As plant fiber is water soluble, there is no requirement for digestive support (stomach acid or similar) to disintegrate a modern plant-fiber-based tablet. A number of years ago Metagenics did an internal study, which showed the modern, plant-fiber-based, water-soluble tablet is readily dissolved in the digestive system. As to compression, recall what a vegetarian capsule is: compressed plant-fiber, just like its modern tablet counterpart.
I’m worried about lubricants and fillers. Are there any benefits using capsules vs. tablets?
Lubricants are important in both capsules and tablets. The purpose is to ensure that that the nutrients specified on the label are found in the supplement at the level specified. Lubricants are added in very small quantities to reduce friction and powder adhesion during tablet or capsule manufacture. The question is, if these important lubricants are not used, how does the manufacturer prove the nutrients, some at microgram levels, are each present to label claim?
Stearic acid and magnesium stearate are neutral saturated fats that are used quite sparingly as lubricants. Stearic acid is one of the most common dietary fats consumed in healthy diets—found in olive oil as example— and is metabolized by the body to oleic acid (the same monounsaturate as found in olive oil). Magnesium stearate is simply the essential mineral magnesium attached to one of the most commonly consumed dietary fats.
As to these lubricants “coating” the nutrients so that they are not absorbed, since stearic acid is so common in the diet, does anyone suggest that this common fat—or any fat—“coats” the nutrients in food so they are not absorbed? Not likely. There is much misinformation regarding stearic acid/magnesium stearate, but these are the simple facts.
How about fillers?
Quality manufacturing uses no “fillers.” Each and every ingredient—whether in a tablet or capsule—serves an important purpose. Some refer to plant fiber used in tablet manufacture as a filler. If that is the case, what is a veggie cap, as it is the same plant fiber that is used as the capsule. In both cases these plant fibers are not active nutrients but are important in delivering those nutrients to the consumer. Lastly, to capsules, all will require some nonactive ingredient to fill space, as capsules come in only in a few standard sizes.
Is there a psychology at work with patients’ perception of pills?

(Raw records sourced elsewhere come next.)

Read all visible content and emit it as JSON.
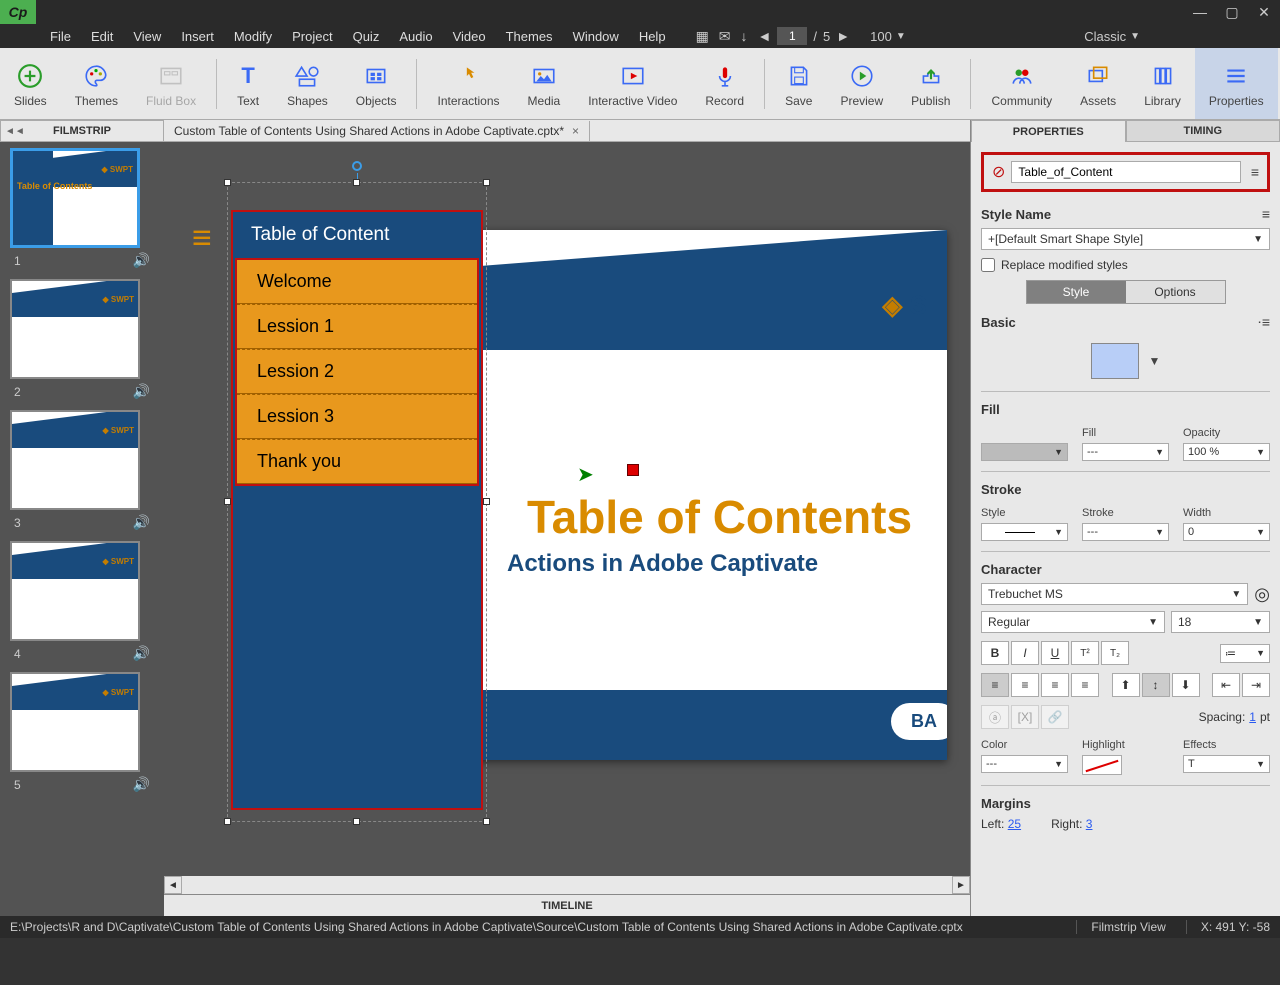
{
  "menubar": {
    "items": [
      "File",
      "Edit",
      "View",
      "Insert",
      "Modify",
      "Project",
      "Quiz",
      "Audio",
      "Video",
      "Themes",
      "Window",
      "Help"
    ],
    "page_current": "1",
    "page_sep": "/",
    "page_total": "5",
    "zoom": "100",
    "workspace": "Classic"
  },
  "toolbar": {
    "groups": [
      [
        "Slides",
        "Themes",
        "Fluid Box"
      ],
      [
        "Text",
        "Shapes",
        "Objects"
      ],
      [
        "Interactions",
        "Media",
        "Interactive Video",
        "Record"
      ],
      [
        "Save",
        "Preview",
        "Publish"
      ],
      [
        "Community",
        "Assets",
        "Library",
        "Properties"
      ]
    ]
  },
  "filmstrip": {
    "title": "FILMSTRIP",
    "slides": [
      {
        "num": "1"
      },
      {
        "num": "2"
      },
      {
        "num": "3"
      },
      {
        "num": "4"
      },
      {
        "num": "5"
      }
    ]
  },
  "document": {
    "tab_title": "Custom Table of Contents Using Shared Actions in Adobe Captivate.cptx*"
  },
  "slide": {
    "toc_header": "Table of Content",
    "toc_items": [
      "Welcome",
      "Lession 1",
      "Lession 2",
      "Lession 3",
      "Thank you"
    ],
    "title": "Table of Contents",
    "subtitle": "Actions in Adobe Captivate",
    "back_btn": "BA",
    "logo_text": "S"
  },
  "timeline": {
    "title": "TIMELINE"
  },
  "properties": {
    "tabs": {
      "props": "PROPERTIES",
      "timing": "TIMING"
    },
    "object_name": "Table_of_Content",
    "style_name_label": "Style Name",
    "style_value": "+[Default Smart Shape Style]",
    "replace_styles": "Replace modified styles",
    "subtabs": {
      "style": "Style",
      "options": "Options"
    },
    "basic": {
      "label": "Basic"
    },
    "fill": {
      "label": "Fill",
      "fill_label": "Fill",
      "fill_value": "---",
      "opacity_label": "Opacity",
      "opacity_value": "100 %"
    },
    "stroke": {
      "label": "Stroke",
      "style_label": "Style",
      "stroke_label": "Stroke",
      "stroke_value": "---",
      "width_label": "Width",
      "width_value": "0"
    },
    "character": {
      "label": "Character",
      "font": "Trebuchet MS",
      "weight": "Regular",
      "size": "18",
      "spacing_label": "Spacing:",
      "spacing_value": "1",
      "spacing_unit": "pt",
      "color_label": "Color",
      "color_value": "---",
      "highlight_label": "Highlight",
      "effects_label": "Effects"
    },
    "margins": {
      "label": "Margins",
      "left_label": "Left:",
      "left_value": "25",
      "right_label": "Right:",
      "right_value": "3"
    }
  },
  "statusbar": {
    "path": "E:\\Projects\\R and D\\Captivate\\Custom Table of Contents Using Shared Actions in Adobe Captivate\\Source\\Custom Table of Contents Using Shared Actions in Adobe Captivate.cptx",
    "view": "Filmstrip View",
    "coords": "X: 491 Y: -58"
  }
}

There were two interesting papers, one published in 1982 the other in 1996. The discovery was, in essence, the psychology underlying consumer perception to pills. The result was that patients taking the exact same medication responded better to capsules—the larger the capsule the better—and to color—certain colors were reported to produce a more favorable response. At Metagenics, our focus is not the psychology of pill manufacture but the clinical results obtained from their use.
Whether tablet, capsule, chewable, NutraGems®, softgel, powder, or liquid, are all effective means of providing nutritional support to patients. Metagenics offers multiple delivery forms as well as a variety of flavors to maximize clinical efficacy and patient compliance.

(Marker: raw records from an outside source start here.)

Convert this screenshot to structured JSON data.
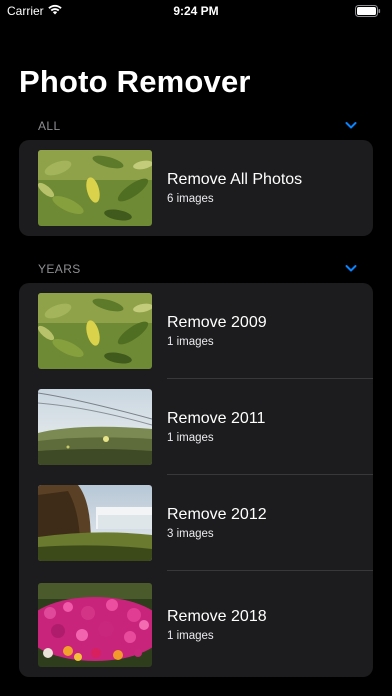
{
  "status_bar": {
    "carrier": "Carrier",
    "time": "9:24 PM"
  },
  "title": "Photo Remover",
  "colors": {
    "accent": "#0a84ff",
    "cell_bg": "#1c1c1e",
    "background": "#000000"
  },
  "sections": [
    {
      "header": "ALL",
      "rows": [
        {
          "title": "Remove All Photos",
          "subtitle": "6 images",
          "thumbnail": "leaves-photo"
        }
      ]
    },
    {
      "header": "YEARS",
      "rows": [
        {
          "title": "Remove 2009",
          "subtitle": "1 images",
          "thumbnail": "leaves-photo"
        },
        {
          "title": "Remove 2011",
          "subtitle": "1 images",
          "thumbnail": "meadow-photo"
        },
        {
          "title": "Remove 2012",
          "subtitle": "3 images",
          "thumbnail": "waterfall-photo"
        },
        {
          "title": "Remove 2018",
          "subtitle": "1 images",
          "thumbnail": "flowers-photo"
        }
      ]
    }
  ]
}
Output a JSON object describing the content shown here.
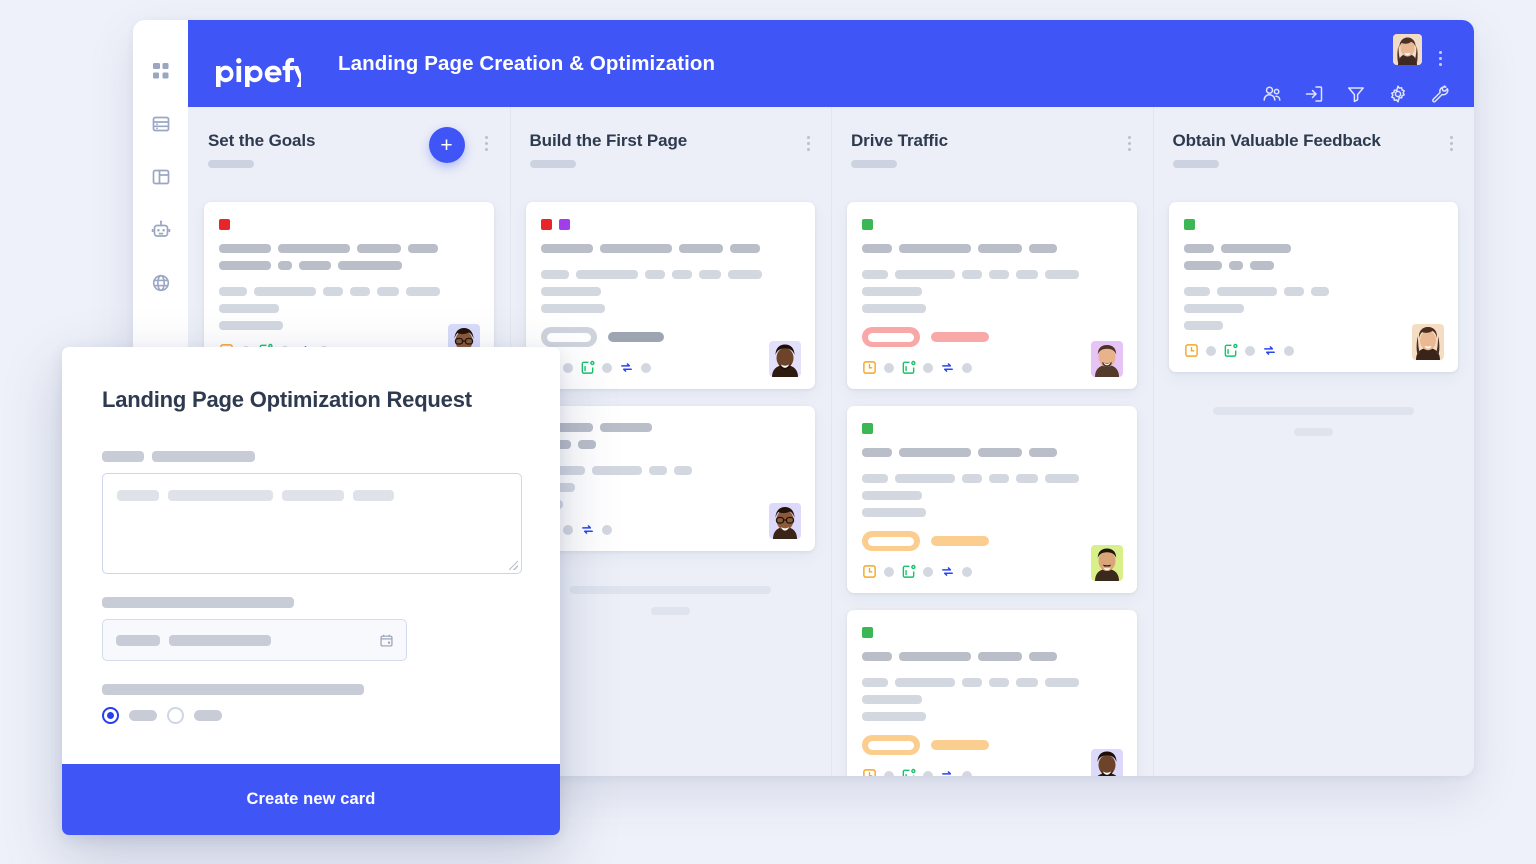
{
  "app": {
    "brand": "pipefy",
    "board_title": "Landing Page Creation & Optimization",
    "accent": "#4055f5",
    "background": "#eef1f9"
  },
  "sidebar": {
    "items": [
      {
        "icon": "apps-grid-icon",
        "name": "sidebar-item-apps"
      },
      {
        "icon": "database-icon",
        "name": "sidebar-item-database"
      },
      {
        "icon": "layout-icon",
        "name": "sidebar-item-layout"
      },
      {
        "icon": "robot-icon",
        "name": "sidebar-item-automation"
      },
      {
        "icon": "globe-icon",
        "name": "sidebar-item-portal"
      }
    ]
  },
  "header": {
    "tools": [
      {
        "icon": "members-icon",
        "label": "Members"
      },
      {
        "icon": "import-icon",
        "label": "Import"
      },
      {
        "icon": "filter-icon",
        "label": "Filter"
      },
      {
        "icon": "gear-icon",
        "label": "Settings"
      },
      {
        "icon": "wrench-icon",
        "label": "Tools"
      }
    ],
    "avatar_alt": "user-avatar",
    "kebab_label": "More options"
  },
  "board": {
    "columns": [
      {
        "title": "Set the Goals",
        "has_add_button": true,
        "add_label": "+",
        "cards": [
          {
            "tags": [
              "#e8252a"
            ],
            "badge": null,
            "avatar_bg": "#d9dcfb",
            "avatar_skin": "#6d4a33"
          }
        ],
        "ghost_lines": false
      },
      {
        "title": "Build the First Page",
        "has_add_button": false,
        "add_label": "",
        "cards": [
          {
            "tags": [
              "#e8252a",
              "#a13dea"
            ],
            "badge": "#cfd3dc",
            "avatar_bg": "#e3e0fb",
            "avatar_skin": "#5e3a23"
          },
          {
            "tags": [],
            "badge": null,
            "avatar_bg": "#dcd9fb",
            "avatar_skin": "#6d4a33"
          }
        ],
        "ghost_lines": true
      },
      {
        "title": "Drive Traffic",
        "has_add_button": false,
        "add_label": "",
        "cards": [
          {
            "tags": [
              "#3cb755"
            ],
            "badge": "#f9a8a8",
            "avatar_bg": "#e6c4f5",
            "avatar_skin": "#c98c6a"
          },
          {
            "tags": [
              "#3cb755"
            ],
            "badge": "#fbcd8e",
            "avatar_bg": "#d9f08a",
            "avatar_skin": "#c08a5e"
          },
          {
            "tags": [
              "#3cb755"
            ],
            "badge": "#fbcd8e",
            "avatar_bg": "#dcd9fb",
            "avatar_skin": "#5e3a23"
          }
        ],
        "ghost_lines": false
      },
      {
        "title": "Obtain Valuable Feedback",
        "has_add_button": false,
        "add_label": "",
        "cards": [
          {
            "tags": [
              "#3cb755"
            ],
            "badge": null,
            "avatar_bg": "#f5ddc3",
            "avatar_skin": "#e0b18c",
            "short": true
          }
        ],
        "ghost_lines": true
      }
    ],
    "card_footer_icons": [
      {
        "icon": "clock-square-icon",
        "color": "#f5a623"
      },
      {
        "icon": "calendar-check-icon",
        "color": "#15c26b"
      },
      {
        "icon": "sync-arrows-icon",
        "color": "#2a45f0"
      }
    ]
  },
  "modal": {
    "title": "Landing Page Optimization Request",
    "fields": [
      {
        "type": "textarea",
        "name": "description-field"
      },
      {
        "type": "date",
        "name": "date-field",
        "icon": "calendar-icon"
      },
      {
        "type": "radio-group",
        "name": "choice-field",
        "selected_index": 0,
        "options_count": 2
      }
    ],
    "submit_label": "Create new card"
  }
}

About Mark Kaye
Mark A. Kaye DC, Senior Manager, Medical Information, Medical Affairs: Dr. Kaye started with Metagenics in June of 1995 and has been leading seminars, speaking internationally, writing, and supporting practitioners through programs including Innovative Practice Solutions (IPS) and FirstLine Therapy (FLT) ever since. Mark manages Metagenics Medical Information team, providing practitioner support for medical foods, functional foods, and dietary supplements in clinical practice. In addition, Mark supports Metagenics International Distributors in their clinical and product needs and is involved in compliance with U.S. and Canadian dietary supplement regulations. Dr. Kaye received his Doctor of Chiropractic degree from the Los Angeles College of Chiropractic and was in private practice in Southern California for approximately ten years prior to joining Metagenics. In addition to licensure in California, Dr. Kaye was licensed to practice chiropractic in Arizona and Maine.